By Barbara Liston
ORLANDO, Fla. (Reuters) - Three former members of the Florida A&M University marching band members went on trial on Tuesday for manslaughter and felony hazing in the 2011 death of a drum major.
Prosecutors accused more than a dozen members of the school's acclaimed "Marching 100" band of submitting Robert Champion, 26, to a ritual beating on the band's bus to gain respect.
Benjamin McNamee, Aaron Golson and Darryl Cearnel are the last members of the band to go on trial in Champion's death and each face up to 15 years in prison if convicted.

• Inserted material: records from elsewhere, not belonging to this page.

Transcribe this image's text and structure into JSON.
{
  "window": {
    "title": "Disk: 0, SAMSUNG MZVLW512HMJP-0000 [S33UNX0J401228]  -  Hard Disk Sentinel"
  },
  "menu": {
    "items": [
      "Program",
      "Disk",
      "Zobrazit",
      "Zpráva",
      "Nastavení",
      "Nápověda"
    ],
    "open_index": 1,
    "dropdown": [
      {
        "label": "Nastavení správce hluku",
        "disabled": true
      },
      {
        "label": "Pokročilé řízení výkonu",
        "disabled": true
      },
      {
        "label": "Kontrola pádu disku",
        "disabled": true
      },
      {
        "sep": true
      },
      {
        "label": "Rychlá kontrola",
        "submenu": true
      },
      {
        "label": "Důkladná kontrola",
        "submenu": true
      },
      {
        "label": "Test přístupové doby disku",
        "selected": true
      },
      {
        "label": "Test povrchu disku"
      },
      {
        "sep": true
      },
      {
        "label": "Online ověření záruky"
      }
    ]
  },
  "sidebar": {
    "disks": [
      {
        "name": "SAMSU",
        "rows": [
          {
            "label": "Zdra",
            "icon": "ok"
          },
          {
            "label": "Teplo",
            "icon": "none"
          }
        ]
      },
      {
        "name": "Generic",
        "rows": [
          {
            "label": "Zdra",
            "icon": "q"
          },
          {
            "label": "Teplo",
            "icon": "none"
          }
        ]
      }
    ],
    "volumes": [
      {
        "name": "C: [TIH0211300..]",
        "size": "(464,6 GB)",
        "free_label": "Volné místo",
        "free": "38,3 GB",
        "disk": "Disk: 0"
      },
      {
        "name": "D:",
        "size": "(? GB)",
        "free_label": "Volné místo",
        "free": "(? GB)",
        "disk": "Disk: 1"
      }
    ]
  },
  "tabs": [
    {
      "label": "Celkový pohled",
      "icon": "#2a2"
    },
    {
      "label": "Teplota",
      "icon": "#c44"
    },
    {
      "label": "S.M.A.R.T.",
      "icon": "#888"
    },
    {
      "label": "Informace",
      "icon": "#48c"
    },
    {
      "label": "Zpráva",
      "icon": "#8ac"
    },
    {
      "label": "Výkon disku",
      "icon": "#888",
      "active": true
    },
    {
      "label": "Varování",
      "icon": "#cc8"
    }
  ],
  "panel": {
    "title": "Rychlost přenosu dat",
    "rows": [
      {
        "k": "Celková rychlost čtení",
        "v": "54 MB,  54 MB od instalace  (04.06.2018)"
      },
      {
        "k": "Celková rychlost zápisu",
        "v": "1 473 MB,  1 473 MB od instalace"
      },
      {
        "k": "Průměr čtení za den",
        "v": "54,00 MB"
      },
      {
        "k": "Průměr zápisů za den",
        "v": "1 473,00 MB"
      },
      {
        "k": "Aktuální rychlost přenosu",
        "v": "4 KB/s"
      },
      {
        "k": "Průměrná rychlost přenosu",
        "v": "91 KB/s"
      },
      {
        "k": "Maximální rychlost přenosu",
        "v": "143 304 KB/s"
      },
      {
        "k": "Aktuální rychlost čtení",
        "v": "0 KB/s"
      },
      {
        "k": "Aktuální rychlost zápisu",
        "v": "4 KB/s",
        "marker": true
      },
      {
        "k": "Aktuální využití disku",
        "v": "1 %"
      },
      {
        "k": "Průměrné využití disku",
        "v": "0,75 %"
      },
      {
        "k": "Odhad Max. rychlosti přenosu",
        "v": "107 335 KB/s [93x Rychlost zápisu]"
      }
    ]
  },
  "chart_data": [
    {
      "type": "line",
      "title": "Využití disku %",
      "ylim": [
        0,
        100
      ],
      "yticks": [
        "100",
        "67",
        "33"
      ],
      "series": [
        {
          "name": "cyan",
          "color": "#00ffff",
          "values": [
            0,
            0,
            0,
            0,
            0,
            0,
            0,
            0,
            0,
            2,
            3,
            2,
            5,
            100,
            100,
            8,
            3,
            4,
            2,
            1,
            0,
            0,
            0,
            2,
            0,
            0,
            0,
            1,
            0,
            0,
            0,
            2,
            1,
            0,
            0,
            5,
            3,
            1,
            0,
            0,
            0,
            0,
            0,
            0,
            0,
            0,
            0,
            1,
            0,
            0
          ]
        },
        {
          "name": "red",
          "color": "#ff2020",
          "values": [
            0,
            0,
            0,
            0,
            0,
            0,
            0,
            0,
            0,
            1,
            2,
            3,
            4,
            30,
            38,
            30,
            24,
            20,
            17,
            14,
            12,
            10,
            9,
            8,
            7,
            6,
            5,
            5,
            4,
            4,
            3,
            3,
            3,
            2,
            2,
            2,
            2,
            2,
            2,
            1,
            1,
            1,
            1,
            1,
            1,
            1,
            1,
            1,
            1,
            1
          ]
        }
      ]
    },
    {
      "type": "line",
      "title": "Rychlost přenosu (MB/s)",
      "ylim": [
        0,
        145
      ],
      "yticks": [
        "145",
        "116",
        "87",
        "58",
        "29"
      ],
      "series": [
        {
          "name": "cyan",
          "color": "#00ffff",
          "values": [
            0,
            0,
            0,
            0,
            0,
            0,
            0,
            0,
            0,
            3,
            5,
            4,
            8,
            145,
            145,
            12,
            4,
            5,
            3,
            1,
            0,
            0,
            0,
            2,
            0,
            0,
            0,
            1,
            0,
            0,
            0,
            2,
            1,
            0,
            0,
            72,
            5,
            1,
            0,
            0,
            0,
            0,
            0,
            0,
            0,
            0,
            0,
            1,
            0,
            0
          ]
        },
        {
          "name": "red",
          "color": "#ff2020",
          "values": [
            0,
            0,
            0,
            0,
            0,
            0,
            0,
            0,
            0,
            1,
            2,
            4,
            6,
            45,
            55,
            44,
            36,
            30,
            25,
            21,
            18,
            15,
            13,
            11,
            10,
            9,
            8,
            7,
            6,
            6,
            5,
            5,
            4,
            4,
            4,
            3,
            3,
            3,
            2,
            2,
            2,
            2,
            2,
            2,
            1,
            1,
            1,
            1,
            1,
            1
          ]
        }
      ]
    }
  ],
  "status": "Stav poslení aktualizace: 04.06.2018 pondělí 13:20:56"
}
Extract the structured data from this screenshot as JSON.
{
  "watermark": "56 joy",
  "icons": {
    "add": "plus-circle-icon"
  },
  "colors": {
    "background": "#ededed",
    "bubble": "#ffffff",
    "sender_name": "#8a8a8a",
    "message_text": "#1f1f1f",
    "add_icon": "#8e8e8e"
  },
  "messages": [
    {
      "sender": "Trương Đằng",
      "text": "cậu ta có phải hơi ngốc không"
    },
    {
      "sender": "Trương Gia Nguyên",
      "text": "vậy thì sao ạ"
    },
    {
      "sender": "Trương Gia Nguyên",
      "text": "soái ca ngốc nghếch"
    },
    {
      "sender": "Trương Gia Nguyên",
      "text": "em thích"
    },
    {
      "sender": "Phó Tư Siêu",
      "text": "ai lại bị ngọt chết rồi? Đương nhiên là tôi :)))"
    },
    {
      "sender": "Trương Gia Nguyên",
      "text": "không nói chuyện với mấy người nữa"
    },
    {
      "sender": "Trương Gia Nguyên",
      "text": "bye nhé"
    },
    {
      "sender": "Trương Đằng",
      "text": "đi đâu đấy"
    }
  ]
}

Out of 15 band members charged, only one other former band member, percussionist Dante Martin, chose to go to trial. Martin, who prosecutors called the ringleader, was found guilty and sentenced in January to more than six years in prison.
All but one of the others charged in the death accepted plea deals and received community service services. Jessie Baskin was sentenced last year to 51 weeks in jail.
The Florida A&M band, which has performed at the Super Bowl, Grammy Awards and presidential inaugurations, was suspended by the school for more than a year after Champion's death.
Authorities said Champion died from shock caused by severe bleeding after being hazed. The accused band members were charged with punching, kicking and striking Champion during a ritual known as "Crossing Bus C."
The incident prompted the resignation of several prominent school officials at the historically black college.
FAMU says it has since strengthened its anti-hazing policy, hired a compliance officer for the music department and a special assistant to the president to combat hazing, among other steps aimed at reducing violent behavior.
(Reporting By David Adams; Editing by Bill Trott)